Scathing Honesty

Edna St. Vincent Millay
Edna St. Vincent Millay

‘ve been reading two biographies simultaneously: Edmund Wilson by Jeffrey Meyers  and Savage Beauty: Edna St. Vincent Millay by Nancy Milford. It’s a truly fascinating study. The scion of an upper-middle-class family in Red Bank, NJ, and the genius child of an impoverished single mother from Rockland, Maine, who became, far and away, America’s most famous poet.

She gave readings to sold-out crowds all across the country, and her broadcasts were as popular as FDR’s fireside chats.

To Millay, Wilson was little more than a dalliance that happened to advance her career. For Wilson, she was the raw flame-live wire that transformed his world utterly and completely. She took a prim and proper Princeton boy and made him into an indefatigable satyr, who bedded every woman he possibly could and wrote about it in detail in his memoirs.

To be sure, Wilson was a brilliant literary critic who first brought attention to innumerable great writers: Hemingway, Faulkner, Dos Passos, T.S. Eliot, W.S, Auden, Robert Lowell, and many, many others. But he was not above extolling the work of any woman willing to give him a little nooky. In fairness, he only chose those with real talent.

Edmund WilsonWhat amazes me is how much luck this stodgy, short, pot-bellied guy had with great-looking women. And he wasn’t even very nice. When your own children call you “Monstro”, you have to wonder if you have a drinking problem. His marriage to Mary McCarthy was an all-out battle between two literary alcoholics who represented each other in their fiction.

That’s the other thing I’ve taken away from this study: Fitzgerald, Hemingway, McCarthy, Wilson — they invariably modeled their characters on people they knew. The people Hemingway depicted in The Sun Also Rises, and those Fitzgerald depicted in Tender is the Night, had their lives transformed forever.

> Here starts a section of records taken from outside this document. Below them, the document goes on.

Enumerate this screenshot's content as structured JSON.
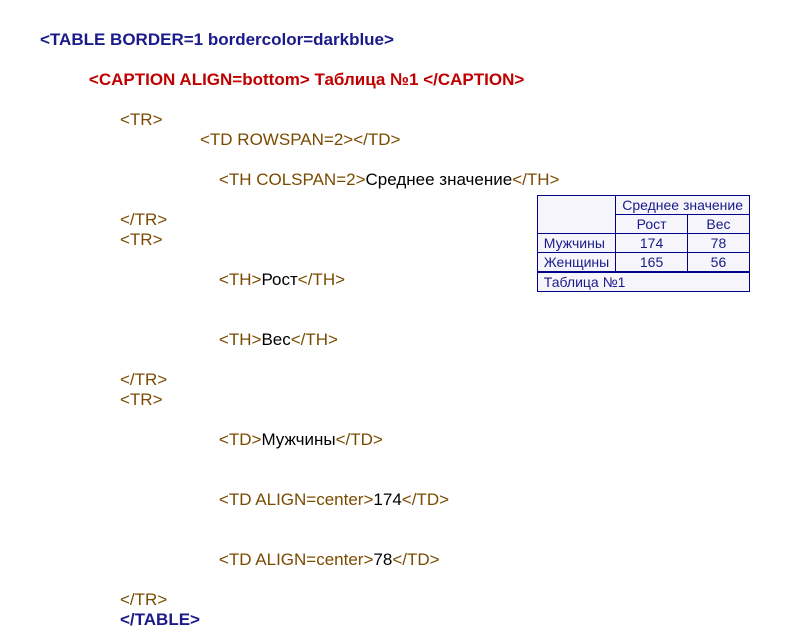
{
  "code": {
    "l1": "<TABLE BORDER=1 bordercolor=darkblue>",
    "l2a": "<CAPTION ALIGN=bottom>",
    "l2b": " Таблица №1 ",
    "l2c": "</CAPTION>",
    "l3": "<TR>",
    "l4": "<TD ROWSPAN=2></TD>",
    "l5a": "<TH COLSPAN=2>",
    "l5b": "Среднее значение",
    "l5c": "</TH>",
    "l6": "</TR>",
    "l7": "<TR>",
    "l8a": "<TH>",
    "l8b": "Рост",
    "l8c": "</TH>",
    "l9a": "<TH>",
    "l9b": "Вес",
    "l9c": "</TH>",
    "l10": "</TR>",
    "l11": "<TR>",
    "l12a": "<TD>",
    "l12b": "Мужчины",
    "l12c": "</TD>",
    "l13a": "<TD ALIGN=center>",
    "l13b": "174",
    "l13c": "</TD>",
    "l14a": "<TD ALIGN=center>",
    "l14b": "78",
    "l14c": "</TD>",
    "l15": "</TR>",
    "l16": "</TABLE>"
  },
  "table": {
    "caption": "Таблица №1",
    "header_span": "Среднее значение",
    "col1": "Рост",
    "col2": "Вес",
    "rows": [
      {
        "label": "Мужчины",
        "v1": "174",
        "v2": "78"
      },
      {
        "label": "Женщины",
        "v1": "165",
        "v2": "56"
      }
    ]
  }
}
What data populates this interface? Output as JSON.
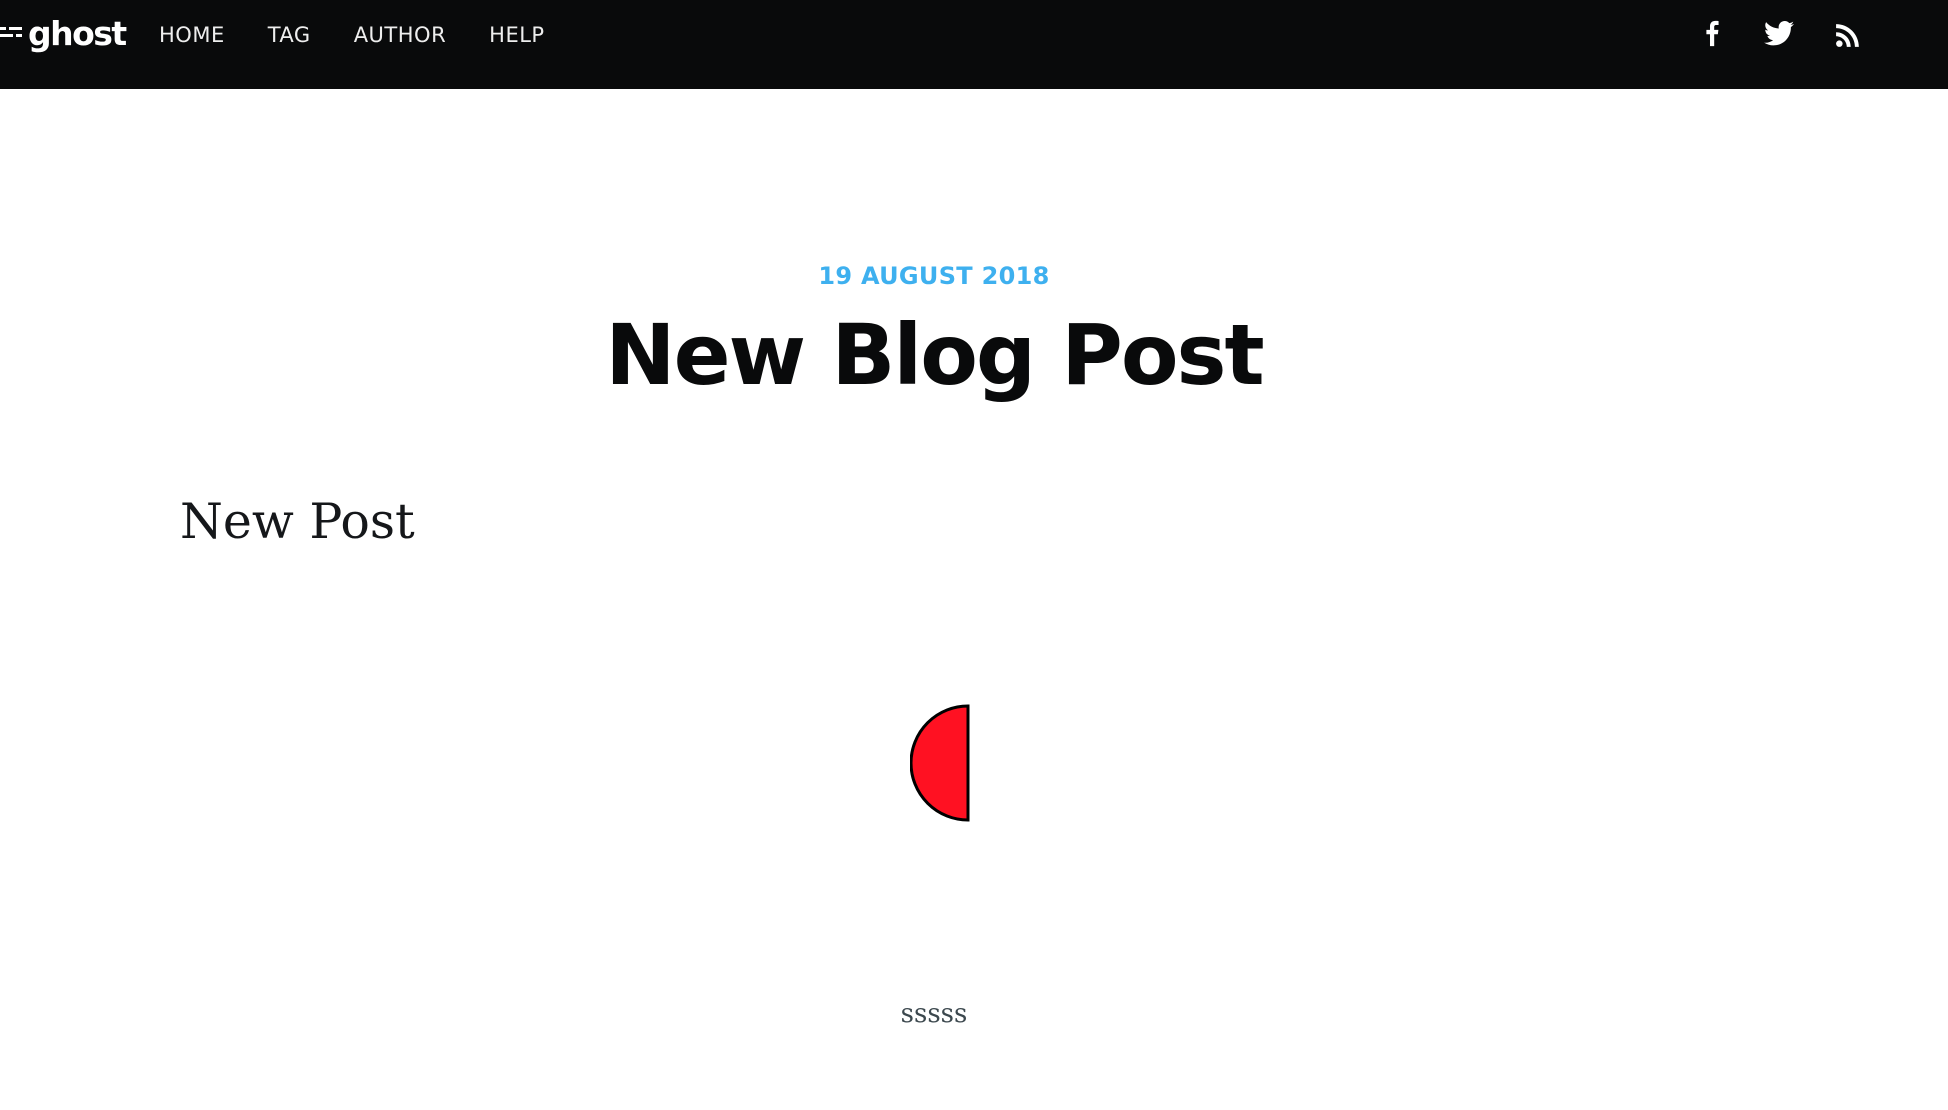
{
  "header": {
    "brand": "ghost",
    "brand_icon": "ghost-logo-icon",
    "nav": [
      {
        "label": "HOME"
      },
      {
        "label": "TAG"
      },
      {
        "label": "AUTHOR"
      },
      {
        "label": "HELP"
      }
    ],
    "social": [
      {
        "icon": "facebook-icon"
      },
      {
        "icon": "twitter-icon"
      },
      {
        "icon": "rss-icon"
      }
    ]
  },
  "post": {
    "date": "19 AUGUST 2018",
    "title": "New Blog Post",
    "content_heading": "New Post",
    "body_text": "sssss"
  },
  "colors": {
    "header_background": "#090a0b",
    "date_accent": "#3eb0ef",
    "figure_fill": "#ff1122"
  }
}
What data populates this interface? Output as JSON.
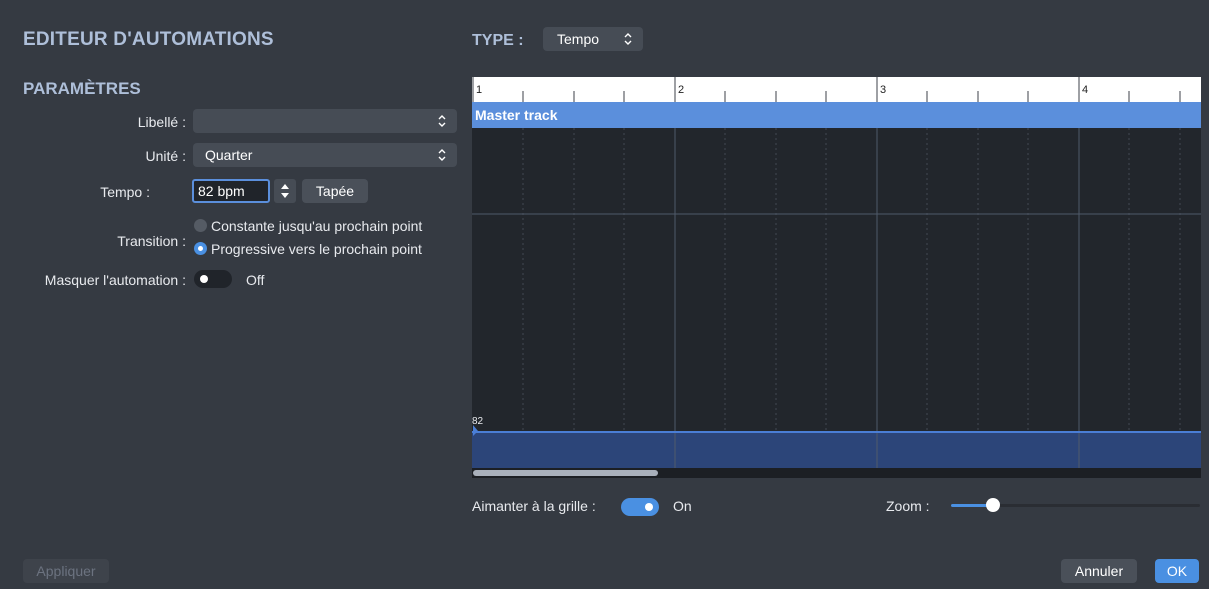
{
  "header": {
    "title": "EDITEUR D'AUTOMATIONS",
    "type_label": "TYPE :",
    "type_value": "Tempo"
  },
  "params": {
    "section": "PARAMÈTRES",
    "libelle_label": "Libellé :",
    "libelle_value": "",
    "unite_label": "Unité :",
    "unite_value": "Quarter",
    "tempo_label": "Tempo :",
    "tempo_value": "82 bpm",
    "tap_label": "Tapée",
    "transition_label": "Transition :",
    "transition_options": [
      {
        "label": "Constante jusqu'au prochain point",
        "selected": false
      },
      {
        "label": "Progressive vers le prochain point",
        "selected": true
      }
    ],
    "hide_label": "Masquer l'automation :",
    "hide_state": "Off"
  },
  "editor": {
    "bars": [
      "1",
      "2",
      "3",
      "4"
    ],
    "track_name": "Master track",
    "automation_value": "82",
    "automation_level": 0.035
  },
  "footer": {
    "snap_label": "Aimanter à la grille :",
    "snap_state": "On",
    "zoom_label": "Zoom :",
    "zoom_level": 0.17,
    "apply_label": "Appliquer",
    "cancel_label": "Annuler",
    "ok_label": "OK"
  },
  "colors": {
    "accent": "#4a90e2",
    "track": "#5b8fdc",
    "heading": "#aebfd9"
  }
}
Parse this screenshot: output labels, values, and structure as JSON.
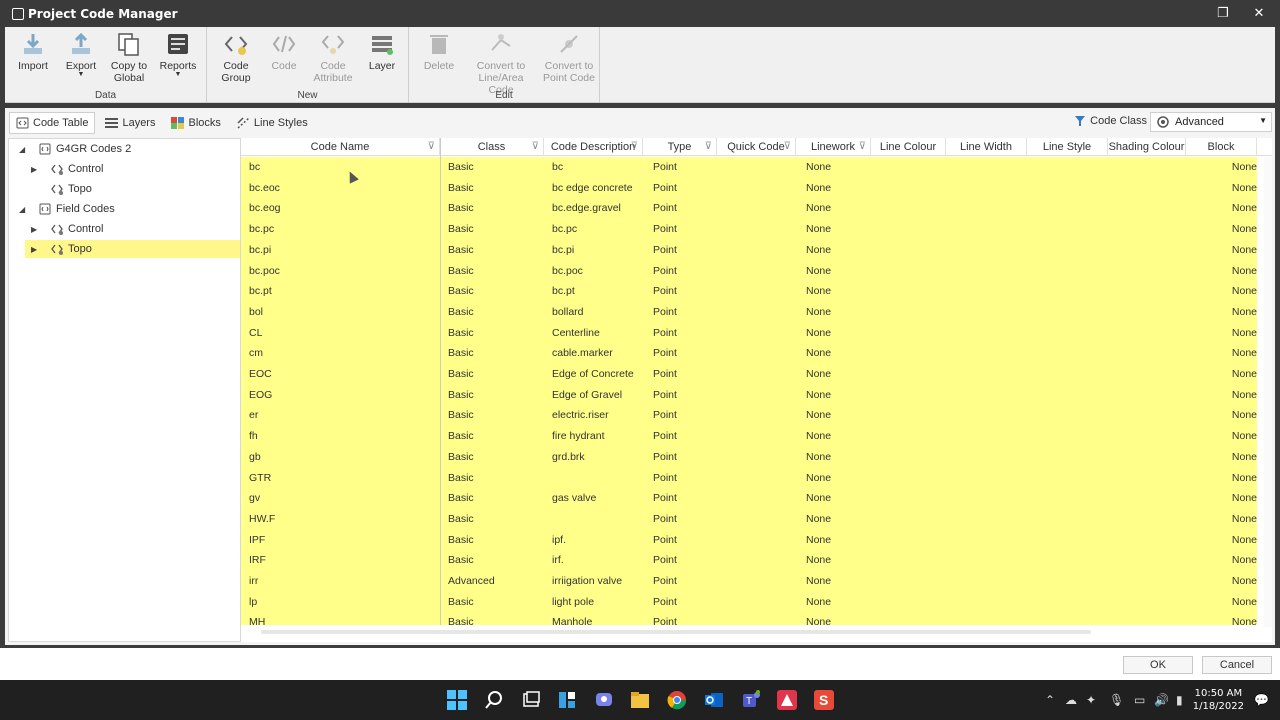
{
  "window": {
    "title": "Project Code Manager"
  },
  "ribbon": {
    "groups": [
      {
        "label": "Data",
        "buttons": [
          {
            "label": "Import",
            "icon": "import-icon",
            "disabled": false
          },
          {
            "label": "Export",
            "icon": "export-icon",
            "disabled": false,
            "dropdown": true
          },
          {
            "label": "Copy to Global",
            "icon": "copy-icon",
            "disabled": false
          },
          {
            "label": "Reports",
            "icon": "reports-icon",
            "disabled": false,
            "dropdown": true
          }
        ]
      },
      {
        "label": "New",
        "buttons": [
          {
            "label": "Code Group",
            "icon": "code-group-icon",
            "disabled": false
          },
          {
            "label": "Code",
            "icon": "code-icon",
            "disabled": true
          },
          {
            "label": "Code Attribute",
            "icon": "code-attribute-icon",
            "disabled": true
          },
          {
            "label": "Layer",
            "icon": "layer-icon",
            "disabled": false
          }
        ]
      },
      {
        "label": "Edit",
        "buttons": [
          {
            "label": "Delete",
            "icon": "delete-icon",
            "disabled": true
          },
          {
            "label": "Convert to Line/Area Code",
            "icon": "convert-line-icon",
            "disabled": true
          },
          {
            "label": "Convert to Point Code",
            "icon": "convert-point-icon",
            "disabled": true
          }
        ]
      }
    ]
  },
  "tabs": [
    {
      "label": "Code Table",
      "icon": "code-table-icon",
      "active": true
    },
    {
      "label": "Layers",
      "icon": "layers-icon",
      "active": false
    },
    {
      "label": "Blocks",
      "icon": "blocks-icon",
      "active": false
    },
    {
      "label": "Line Styles",
      "icon": "line-styles-icon",
      "active": false
    }
  ],
  "code_class": {
    "label": "Code Class",
    "selected": "Advanced"
  },
  "tree": [
    {
      "label": "G4GR Codes 2",
      "level": 0,
      "expanded": true
    },
    {
      "label": "Control",
      "level": 1,
      "expanded": false,
      "has_children": true
    },
    {
      "label": "Topo",
      "level": 1,
      "has_children": false
    },
    {
      "label": "Field Codes",
      "level": 0,
      "expanded": true
    },
    {
      "label": "Control",
      "level": 1,
      "expanded": false,
      "has_children": true
    },
    {
      "label": "Topo",
      "level": 1,
      "expanded": false,
      "has_children": true,
      "selected": true
    }
  ],
  "table": {
    "columns": [
      "Code Name",
      "Class",
      "Code Description",
      "Type",
      "Quick Code",
      "Linework",
      "Line Colour",
      "Line Width",
      "Line Style",
      "Shading Colour",
      "Block"
    ],
    "rows": [
      [
        "bc",
        "Basic",
        "bc",
        "Point",
        "",
        "None",
        "",
        "",
        "",
        "",
        "None"
      ],
      [
        "bc.eoc",
        "Basic",
        "bc edge concrete",
        "Point",
        "",
        "None",
        "",
        "",
        "",
        "",
        "None"
      ],
      [
        "bc.eog",
        "Basic",
        "bc.edge.gravel",
        "Point",
        "",
        "None",
        "",
        "",
        "",
        "",
        "None"
      ],
      [
        "bc.pc",
        "Basic",
        "bc.pc",
        "Point",
        "",
        "None",
        "",
        "",
        "",
        "",
        "None"
      ],
      [
        "bc.pi",
        "Basic",
        "bc.pi",
        "Point",
        "",
        "None",
        "",
        "",
        "",
        "",
        "None"
      ],
      [
        "bc.poc",
        "Basic",
        "bc.poc",
        "Point",
        "",
        "None",
        "",
        "",
        "",
        "",
        "None"
      ],
      [
        "bc.pt",
        "Basic",
        "bc.pt",
        "Point",
        "",
        "None",
        "",
        "",
        "",
        "",
        "None"
      ],
      [
        "bol",
        "Basic",
        "bollard",
        "Point",
        "",
        "None",
        "",
        "",
        "",
        "",
        "None"
      ],
      [
        "CL",
        "Basic",
        "Centerline",
        "Point",
        "",
        "None",
        "",
        "",
        "",
        "",
        "None"
      ],
      [
        "cm",
        "Basic",
        "cable.marker",
        "Point",
        "",
        "None",
        "",
        "",
        "",
        "",
        "None"
      ],
      [
        "EOC",
        "Basic",
        "Edge of Concrete",
        "Point",
        "",
        "None",
        "",
        "",
        "",
        "",
        "None"
      ],
      [
        "EOG",
        "Basic",
        "Edge of Gravel",
        "Point",
        "",
        "None",
        "",
        "",
        "",
        "",
        "None"
      ],
      [
        "er",
        "Basic",
        "electric.riser",
        "Point",
        "",
        "None",
        "",
        "",
        "",
        "",
        "None"
      ],
      [
        "fh",
        "Basic",
        "fire hydrant",
        "Point",
        "",
        "None",
        "",
        "",
        "",
        "",
        "None"
      ],
      [
        "gb",
        "Basic",
        "grd.brk",
        "Point",
        "",
        "None",
        "",
        "",
        "",
        "",
        "None"
      ],
      [
        "GTR",
        "Basic",
        "",
        "Point",
        "",
        "None",
        "",
        "",
        "",
        "",
        "None"
      ],
      [
        "gv",
        "Basic",
        "gas valve",
        "Point",
        "",
        "None",
        "",
        "",
        "",
        "",
        "None"
      ],
      [
        "HW.F",
        "Basic",
        "",
        "Point",
        "",
        "None",
        "",
        "",
        "",
        "",
        "None"
      ],
      [
        "IPF",
        "Basic",
        "ipf.",
        "Point",
        "",
        "None",
        "",
        "",
        "",
        "",
        "None"
      ],
      [
        "IRF",
        "Basic",
        "irf.",
        "Point",
        "",
        "None",
        "",
        "",
        "",
        "",
        "None"
      ],
      [
        "irr",
        "Advanced",
        "irriigation valve",
        "Point",
        "",
        "None",
        "",
        "",
        "",
        "",
        "None"
      ],
      [
        "lp",
        "Basic",
        "light pole",
        "Point",
        "",
        "None",
        "",
        "",
        "",
        "",
        "None"
      ],
      [
        "MH",
        "Basic",
        "Manhole",
        "Point",
        "",
        "None",
        "",
        "",
        "",
        "",
        "None"
      ]
    ]
  },
  "footer": {
    "ok": "OK",
    "cancel": "Cancel"
  },
  "taskbar": {
    "time": "10:50 AM",
    "date": "1/18/2022",
    "apps": [
      "windows-start-icon",
      "search-icon",
      "task-view-icon",
      "widgets-icon",
      "chat-icon",
      "file-explorer-icon",
      "chrome-icon",
      "outlook-icon",
      "teams-icon",
      "autodesk-icon",
      "app-s-icon"
    ]
  },
  "colors": {
    "row_highlight": "#ffff8a",
    "selected_node": "#fff78a",
    "titlebar": "#3a3a3a",
    "taskbar": "#202020"
  }
}
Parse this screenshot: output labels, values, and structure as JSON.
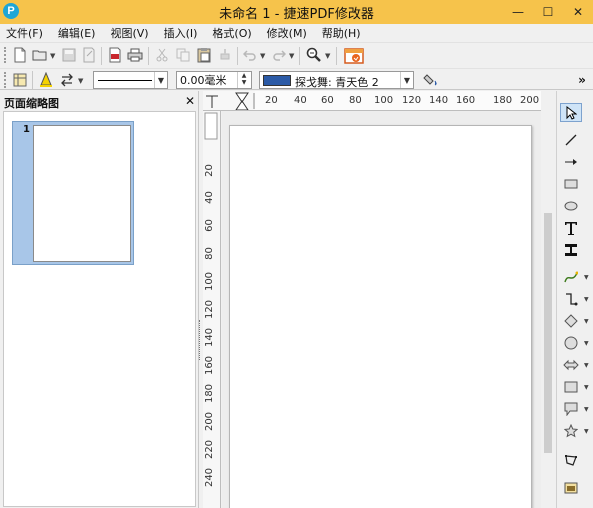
{
  "titlebar": {
    "logo_letter": "P",
    "title": "未命名 1 - 捷速PDF修改器",
    "buttons": [
      "—",
      "☐",
      "✕"
    ]
  },
  "menubar": {
    "items": [
      "文件(F)",
      "编辑(E)",
      "视图(V)",
      "插入(I)",
      "格式(O)",
      "修改(M)",
      "帮助(H)"
    ]
  },
  "toolbar1": {
    "icons": [
      "new-document-icon",
      "open-folder-icon",
      "save-icon",
      "export-icon",
      "export-pdf-icon",
      "print-icon",
      "cut-icon",
      "copy-icon",
      "paste-icon",
      "clone-format-icon",
      "undo-icon",
      "redo-icon",
      "zoom-icon",
      "pdf-convert-icon"
    ]
  },
  "toolbar2": {
    "line_width": "0.00毫米",
    "color_name": "探戈舞: 青天色 2",
    "color_hex": "#2b5aa6",
    "overflow": "»"
  },
  "panel": {
    "title": "页面缩略图",
    "close": "✕",
    "thumbnails": [
      {
        "number": "1"
      }
    ]
  },
  "ruler": {
    "horizontal": [
      "20",
      "40",
      "60",
      "80",
      "100",
      "120",
      "140",
      "160",
      "180",
      "200"
    ],
    "vertical": [
      "20",
      "40",
      "60",
      "80",
      "100",
      "120",
      "140",
      "160",
      "180",
      "200",
      "220",
      "240"
    ]
  },
  "drawbar": {
    "tools": [
      "select-icon",
      "line-icon",
      "arrow-line-icon",
      "rectangle-icon",
      "ellipse-icon",
      "text-icon",
      "vertical-text-icon",
      "curve-icon",
      "connector-icon",
      "basic-shape-icon",
      "symbol-shape-icon",
      "block-arrow-icon",
      "flowchart-icon",
      "callout-icon",
      "star-icon",
      "points-icon",
      "gallery-icon"
    ]
  },
  "colors": {
    "titlebar": "#f6c34b",
    "thumbnail_selected": "#a8c6e8",
    "accent": "#2b5aa6"
  }
}
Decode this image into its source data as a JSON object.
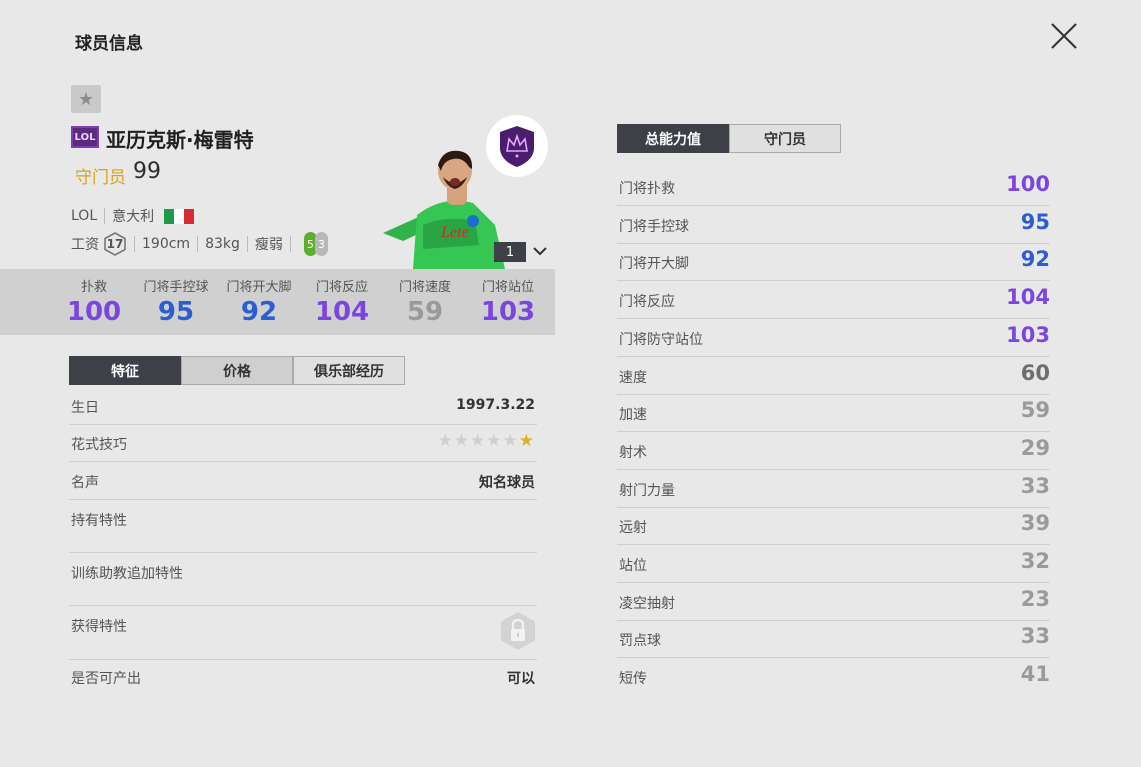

I had not known before that Wilson, my grandmother’s cousin, published a work of fiction that was banned in New York, Memoirs of Hecate County. The offending passages, of course, were taken right out of his journals. They would seem pretty tame today, and I will produce them if a single person asks.

But this brings me to my point: Wilson insisted that his memoirs be published without changing a single word. I can only imagine how difficult this was for his (surprisingly) devoted third wife, Elena, and her daughter Helen, to allow the publication of his infidelities, even in his seventies!

But they did, and I applaud them, and I applaud Cousin Bunny, for their devotion to truth. In his literary criticism, Wilson always discussed an author’s work in relation to his life, and in directing his own literary legacy he showed the same commitment to truth.